Vaccines, convalescent blood plasma in fast-track trials
Keeping pace with the rapid spread of Ebola
Virus Disease since its outbreak in West
Africa in March this year is difficult in the
context of this magazine which is published
only every two months. Rather than
provide figures of infections and deaths
which are growing exponentially in affected
countries and will be outdated by the time
the magazine reaches readers – we look
instead at progress being made to develop
vaccines and treatments for the disease.
Nonetheless – as we go to press – Ebola
cases have been recorded in Liberia,
Sierra Leone, Guinea, Mali, Spain and
the United States. Nigeria and Senegal,
which had earlier recorded a number of
Ebola cases, are now considered Ebolafree,
following a period of 42 days with no
On 23 October WHO convened a
meeting with high-ranking government
representatives from Ebola-affected
countries and development partners,
civil society, regulatory agencies, vaccine
manufacturers and funding agencies to
discuss and agree on how to fast track testing
and deployment of vaccines in sufficient
numbers to impact the Ebola epidemic.
Key consensus commitments
- Results from phase 1 clinical trials of
most advanced vaccines are expected to be
available in December 2014 and efficacy trials
in affected countries also will begin in this
timeframe, with protocols adapted to take
into consideration safety and immunogenicity
results as they become available.
- Pharmaceutical companies developing
the vaccines committed to ramp up
production capacity for millions of doses
to be available in 2015, with several
hundred thousand ready before the end
of the first half of the year. Regulatory
authorities in countries where the vaccines are manufactured and in Africa
to supporting this goal by working under
extremely short deadlines.
Trials of vaccines have already begun in
the US, UK, and Mali, and are beginning in
Gabon, Germany, Kenya and Switzerland

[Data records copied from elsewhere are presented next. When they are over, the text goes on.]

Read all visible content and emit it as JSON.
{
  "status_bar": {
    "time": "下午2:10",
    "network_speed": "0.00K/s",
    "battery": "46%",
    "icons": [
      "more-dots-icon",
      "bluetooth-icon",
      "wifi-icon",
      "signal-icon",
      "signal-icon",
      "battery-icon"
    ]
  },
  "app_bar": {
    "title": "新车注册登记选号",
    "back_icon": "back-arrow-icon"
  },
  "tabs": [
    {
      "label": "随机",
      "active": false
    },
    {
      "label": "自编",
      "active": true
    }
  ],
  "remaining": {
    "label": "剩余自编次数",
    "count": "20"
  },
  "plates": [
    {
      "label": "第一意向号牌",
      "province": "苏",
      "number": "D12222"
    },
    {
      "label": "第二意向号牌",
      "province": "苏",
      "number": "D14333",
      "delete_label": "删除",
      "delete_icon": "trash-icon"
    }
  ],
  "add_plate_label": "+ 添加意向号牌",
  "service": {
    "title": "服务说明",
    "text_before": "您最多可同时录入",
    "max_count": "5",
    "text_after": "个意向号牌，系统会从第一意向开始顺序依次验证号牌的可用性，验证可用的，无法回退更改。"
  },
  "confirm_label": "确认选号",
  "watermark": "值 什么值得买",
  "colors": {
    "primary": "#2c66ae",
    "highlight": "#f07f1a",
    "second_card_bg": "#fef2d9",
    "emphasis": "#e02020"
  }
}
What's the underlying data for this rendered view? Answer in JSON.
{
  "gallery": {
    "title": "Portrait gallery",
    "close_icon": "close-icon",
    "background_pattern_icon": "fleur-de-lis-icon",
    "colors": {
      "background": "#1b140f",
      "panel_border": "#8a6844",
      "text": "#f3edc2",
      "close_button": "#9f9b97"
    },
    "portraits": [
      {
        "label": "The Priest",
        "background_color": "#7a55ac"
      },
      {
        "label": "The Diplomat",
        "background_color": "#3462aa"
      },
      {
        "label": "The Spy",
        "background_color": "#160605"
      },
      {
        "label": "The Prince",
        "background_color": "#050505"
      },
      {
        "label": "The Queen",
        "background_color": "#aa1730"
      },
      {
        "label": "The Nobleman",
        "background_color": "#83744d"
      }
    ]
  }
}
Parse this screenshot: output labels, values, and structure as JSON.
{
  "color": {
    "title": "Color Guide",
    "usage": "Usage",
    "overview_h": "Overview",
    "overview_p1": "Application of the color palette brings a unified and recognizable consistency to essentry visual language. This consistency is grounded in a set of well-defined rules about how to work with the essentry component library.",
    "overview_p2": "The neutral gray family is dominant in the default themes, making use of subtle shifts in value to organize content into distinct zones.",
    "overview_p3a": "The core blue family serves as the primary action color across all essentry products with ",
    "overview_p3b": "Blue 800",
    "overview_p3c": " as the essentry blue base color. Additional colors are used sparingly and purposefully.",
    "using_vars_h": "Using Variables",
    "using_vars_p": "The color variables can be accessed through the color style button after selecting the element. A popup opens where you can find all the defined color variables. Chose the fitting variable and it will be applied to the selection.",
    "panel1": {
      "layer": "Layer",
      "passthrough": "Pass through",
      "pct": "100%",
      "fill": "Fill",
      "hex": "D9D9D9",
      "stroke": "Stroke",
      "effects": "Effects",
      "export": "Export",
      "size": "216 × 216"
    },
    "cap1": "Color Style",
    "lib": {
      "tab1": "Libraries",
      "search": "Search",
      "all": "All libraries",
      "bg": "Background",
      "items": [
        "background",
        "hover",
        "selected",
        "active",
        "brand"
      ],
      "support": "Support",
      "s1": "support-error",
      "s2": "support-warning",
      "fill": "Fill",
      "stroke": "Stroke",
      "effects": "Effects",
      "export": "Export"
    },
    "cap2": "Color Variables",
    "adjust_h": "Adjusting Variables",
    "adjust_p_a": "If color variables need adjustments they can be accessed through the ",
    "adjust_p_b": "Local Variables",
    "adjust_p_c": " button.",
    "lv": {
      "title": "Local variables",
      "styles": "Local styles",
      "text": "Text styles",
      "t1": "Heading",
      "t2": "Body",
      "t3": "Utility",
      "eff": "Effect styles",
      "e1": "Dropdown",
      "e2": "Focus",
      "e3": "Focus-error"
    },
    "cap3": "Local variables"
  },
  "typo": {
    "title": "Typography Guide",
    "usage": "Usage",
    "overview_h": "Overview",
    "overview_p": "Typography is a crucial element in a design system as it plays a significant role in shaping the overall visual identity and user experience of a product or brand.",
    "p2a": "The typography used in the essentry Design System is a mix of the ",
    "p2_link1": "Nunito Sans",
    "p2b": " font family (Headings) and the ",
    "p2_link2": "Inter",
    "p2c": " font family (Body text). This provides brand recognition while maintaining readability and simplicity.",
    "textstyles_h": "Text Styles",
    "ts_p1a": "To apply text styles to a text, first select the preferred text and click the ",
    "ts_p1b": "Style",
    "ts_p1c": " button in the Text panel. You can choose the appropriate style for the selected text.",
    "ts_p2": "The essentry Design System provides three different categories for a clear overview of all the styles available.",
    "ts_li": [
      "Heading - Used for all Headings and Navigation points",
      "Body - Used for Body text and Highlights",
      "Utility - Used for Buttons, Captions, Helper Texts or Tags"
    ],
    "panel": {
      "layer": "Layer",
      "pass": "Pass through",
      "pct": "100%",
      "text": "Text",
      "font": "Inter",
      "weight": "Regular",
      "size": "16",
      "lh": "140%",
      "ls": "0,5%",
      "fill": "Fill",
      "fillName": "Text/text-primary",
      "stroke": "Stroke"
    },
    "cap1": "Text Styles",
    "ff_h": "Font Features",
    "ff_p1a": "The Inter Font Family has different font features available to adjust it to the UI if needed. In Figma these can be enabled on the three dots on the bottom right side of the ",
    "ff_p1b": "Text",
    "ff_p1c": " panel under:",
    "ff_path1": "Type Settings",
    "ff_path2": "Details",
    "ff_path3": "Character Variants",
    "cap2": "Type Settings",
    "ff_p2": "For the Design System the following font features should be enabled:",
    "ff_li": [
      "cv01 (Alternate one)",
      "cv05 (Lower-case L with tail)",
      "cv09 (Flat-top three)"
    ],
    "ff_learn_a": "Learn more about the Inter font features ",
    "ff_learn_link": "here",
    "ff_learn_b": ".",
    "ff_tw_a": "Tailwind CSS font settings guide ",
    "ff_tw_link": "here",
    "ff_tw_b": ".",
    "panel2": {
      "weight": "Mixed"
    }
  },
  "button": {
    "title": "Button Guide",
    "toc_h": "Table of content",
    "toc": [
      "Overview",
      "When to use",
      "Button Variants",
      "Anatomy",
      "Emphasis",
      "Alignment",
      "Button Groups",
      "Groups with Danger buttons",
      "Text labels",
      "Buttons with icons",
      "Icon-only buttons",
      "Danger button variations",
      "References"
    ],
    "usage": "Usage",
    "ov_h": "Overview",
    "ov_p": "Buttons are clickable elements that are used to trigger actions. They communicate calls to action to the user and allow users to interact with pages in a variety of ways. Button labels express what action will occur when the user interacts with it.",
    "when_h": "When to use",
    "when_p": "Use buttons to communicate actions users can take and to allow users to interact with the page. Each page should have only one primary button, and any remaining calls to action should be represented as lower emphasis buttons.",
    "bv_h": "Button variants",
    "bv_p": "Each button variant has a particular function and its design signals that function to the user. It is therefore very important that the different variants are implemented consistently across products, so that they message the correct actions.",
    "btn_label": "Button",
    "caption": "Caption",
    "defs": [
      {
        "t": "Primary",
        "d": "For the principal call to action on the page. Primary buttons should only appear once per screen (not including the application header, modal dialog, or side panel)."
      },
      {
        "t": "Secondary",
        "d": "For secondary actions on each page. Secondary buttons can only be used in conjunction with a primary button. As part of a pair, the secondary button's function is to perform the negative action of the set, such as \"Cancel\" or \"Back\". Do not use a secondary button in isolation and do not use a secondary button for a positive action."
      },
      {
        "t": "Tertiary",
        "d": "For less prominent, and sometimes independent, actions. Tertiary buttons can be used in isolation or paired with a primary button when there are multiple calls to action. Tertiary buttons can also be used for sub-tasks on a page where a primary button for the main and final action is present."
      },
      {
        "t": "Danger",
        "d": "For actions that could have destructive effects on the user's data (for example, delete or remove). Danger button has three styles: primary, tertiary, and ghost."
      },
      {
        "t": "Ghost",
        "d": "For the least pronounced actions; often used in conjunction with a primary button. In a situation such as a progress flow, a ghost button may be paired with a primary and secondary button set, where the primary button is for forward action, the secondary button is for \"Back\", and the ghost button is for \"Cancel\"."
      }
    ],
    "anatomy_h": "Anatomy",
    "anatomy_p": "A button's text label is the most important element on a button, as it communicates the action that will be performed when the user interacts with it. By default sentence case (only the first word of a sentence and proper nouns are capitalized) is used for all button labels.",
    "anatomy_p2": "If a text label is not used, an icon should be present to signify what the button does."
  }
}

to determine safety and dose level.
“As we accelerate in a matter of weeks
a process that typically takes years, we
are ensuring that safety remains the
top priority, with production speed and
capacity a close second,” said Marie-Paule
Kieny, WHO Assistant Director-General
of Health Systems and Innovation.
Swissmedic, the Swiss regulatory
authority for therapeutic products,
has given approval for a trial with an
experimental Ebola vaccine at the
Lausanne University Hospital (CHUV).
The vaccine is based on a genetically
modified chimpanzee adenovirus (“ChAd-
Ebola”; Chimpanzee-Adenovirus chAD3-
ZEBOV). The trial will test the safety of
the vaccine and its capacity to induce
an immune response.
Results from the CHUV trial will – together with the
results of other centres involved – provide
the basis for planning subsequent trials
involving several thousand participants,
and for choosing vaccine dose-level for
Developed by the US National Institute
of Allergy and Infectious Diseases
(NIAID) and pharmaceutical company
GlaxoSmithKline, the vaccine consists of
a virus that is rendered harmless and used
as genetic carrier for one Ebola protein.
The application, submitted at the end
of September 2014, was handled as a
priority, given the dimensions of the Ebola
epidemic in West Africa.
The trial is one of two in Switzerland
coordinated by WHO. A second vaccine, rVSV-ZEBOV, is to be tested at the
Geneva University Hospitals, concurrent
to the Lausanne trial. Results are expected in December this year.
“These are dosing and safety trials
being held in advance of to Phase II
and III trials currently scheduled for late
2014-early 2015,” said Kieny.
Another potential treatment that is
being given considerable attention is the
assessment of whether the blood or plasma
of Ebola survivors can be used to treat
Ebola patients in West Africa.
Blood and plasma from recovered Ebola
patients has been used in a limited number
of patients previously. For example, during
the 1995 Ebola outbreak in Kikwit, in the
Democratic Republic of the Congo (DRC),
seven out of eight patients receiving
convalescent whole blood survived.
However, whether this was due to the
transfusions or to other factors is unclear.
To study this, an international team of
researchers has received £2million from the
European Union (EU) to evaluate the safety
and efficacy of blood and plasma donated by
people who have recovered from Ebola.
The use of convalescent blood and
plasma will be trialled in Guinea in
November by the research consortium led
by Dr Calum Semple from the University
of Liverpool’s Institute of Child Health
based at Alder Hey Children’s Hospital
and Dr Johan van Griensven of the Prince
Leopold Institute of Tropical Medicine
Commenting on the research, Dr Semple
said: “Convalescent plasma therapy is
a medical intervention which has been
used for a long time to treat other diseases
We want to find out whether the
Ebola plasma will work, is safe and can be
used to reduce the number of deaths in the
of upload: 14th Nov 2014